Outside visitors have already been prohibited from entering the premises of the dormitories of the Medical University of Gdańsk. Students who have left the dormitories after 10th March whether to return home or for any other reason cannot return to their rooms until further notice.
Yes, the MUG continue to organize academic trips under the agenda of the Erasmus+ programme. At the moment however they are suspended under further notice. We express our sincere hope that the worldwide epidemiological situation will improve with the beginning of the new academic year.
Any fees for not returning books on time – provided that the date of their return falls within the period of closing the Library – will not be charged.
Yes, we ask for an immediate contact via e-mail: covid@gumed.edu.pl
The e-learning courses our currently under development at the MUG. All decisions regarding the courses are made by their supervisors. Please follow your e-mail.
In accordance with the ordinance by the Minister of Science and Higher Education, Jarosław Gowin all student IDs which are valid until 31st March 2020 have been automatically extended until 31st May 2020.
These particular issues remain are up to dean to decide. Each case shall will be taken under individual consideration and depending on the state of the epidemiological situation. The safety of all defence participants matters above all.
It is really hard to assess under current circumstances how and when the classes will be resumed.
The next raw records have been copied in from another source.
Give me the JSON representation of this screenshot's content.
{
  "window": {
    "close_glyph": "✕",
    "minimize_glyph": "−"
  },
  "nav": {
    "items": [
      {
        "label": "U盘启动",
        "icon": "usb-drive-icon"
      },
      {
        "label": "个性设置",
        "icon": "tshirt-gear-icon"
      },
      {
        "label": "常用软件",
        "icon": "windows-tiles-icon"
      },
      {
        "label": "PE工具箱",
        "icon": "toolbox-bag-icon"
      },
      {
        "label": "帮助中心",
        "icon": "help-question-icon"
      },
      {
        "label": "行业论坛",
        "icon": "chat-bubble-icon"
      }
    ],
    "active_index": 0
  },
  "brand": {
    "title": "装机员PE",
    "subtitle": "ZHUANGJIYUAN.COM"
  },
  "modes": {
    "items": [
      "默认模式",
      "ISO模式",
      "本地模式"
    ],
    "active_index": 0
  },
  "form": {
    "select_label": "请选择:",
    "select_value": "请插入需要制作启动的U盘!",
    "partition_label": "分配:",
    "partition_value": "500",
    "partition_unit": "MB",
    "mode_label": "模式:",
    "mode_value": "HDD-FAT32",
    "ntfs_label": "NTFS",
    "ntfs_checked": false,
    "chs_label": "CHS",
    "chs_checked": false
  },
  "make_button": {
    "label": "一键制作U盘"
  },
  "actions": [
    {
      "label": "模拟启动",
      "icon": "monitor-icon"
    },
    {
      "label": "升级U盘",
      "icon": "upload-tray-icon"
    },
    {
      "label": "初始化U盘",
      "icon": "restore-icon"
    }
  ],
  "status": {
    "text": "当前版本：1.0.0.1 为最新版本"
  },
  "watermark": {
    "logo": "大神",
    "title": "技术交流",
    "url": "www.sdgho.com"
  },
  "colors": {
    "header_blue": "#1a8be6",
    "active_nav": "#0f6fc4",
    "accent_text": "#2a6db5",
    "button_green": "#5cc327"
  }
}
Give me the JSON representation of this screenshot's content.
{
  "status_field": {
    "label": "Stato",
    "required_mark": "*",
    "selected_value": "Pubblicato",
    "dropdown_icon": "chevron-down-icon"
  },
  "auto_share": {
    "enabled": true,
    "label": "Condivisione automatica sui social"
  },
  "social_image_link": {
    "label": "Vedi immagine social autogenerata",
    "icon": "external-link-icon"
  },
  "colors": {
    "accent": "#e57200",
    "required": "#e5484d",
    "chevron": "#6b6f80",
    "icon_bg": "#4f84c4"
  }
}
Please bear mind that the suspension will last over two weeks at the shortest. If the need for further quarantine shall arise we will, of course, take it into account. Each case shall be considered individually. Your safety however, matters above all. We will certainly find both time and way to cover the time a person’s been missing from classes.
Due to dynamic shifts in current epidemiological situation we cannot predict the future with much certainty. We are trying to introduce every measures possible to protect our students currently residing in dormitories as much as we can, advising them to stay indoors and leave only for a specific reason. Depending on the development of the COVID-19 epidemiology in Poland and abroad international flights are to be resumed probably within the next 8-10 days. However, as for now, travelling abroad is almost impossible. We are currently developing online courses, some of which should already be available. Also, we are now actively preparing to provide medical services to anyone who may need them in the future.
In the light of the current epidemiological situation and its dramatic shifts practical classes cannot be conducted remotely. Practical clinical teaching during the 6th studies of studies is conducted in clinics or hospital wards of healthcare entities. Therefore, due to the suspension of all didactic activity classes of such profile cannot be realised neither in their initial (pre-epidemic) form nor remotely. We are most aware of the fact that this may generate many issues in regards to the completion of medical studies in their designated time. We will provide proper information on the existing problem to the Ministry of Health. Unfortunately, we believe that the same problem may apply to the pharmacy programme, the medicine-dentistry programme as well as to the nursing and obstetrics programmes.
Fees for accommodation in March and April 2020 shall be determined in proportion to days spent in the dormitory.

Last update: 17.04.2020 r., godz. 10:30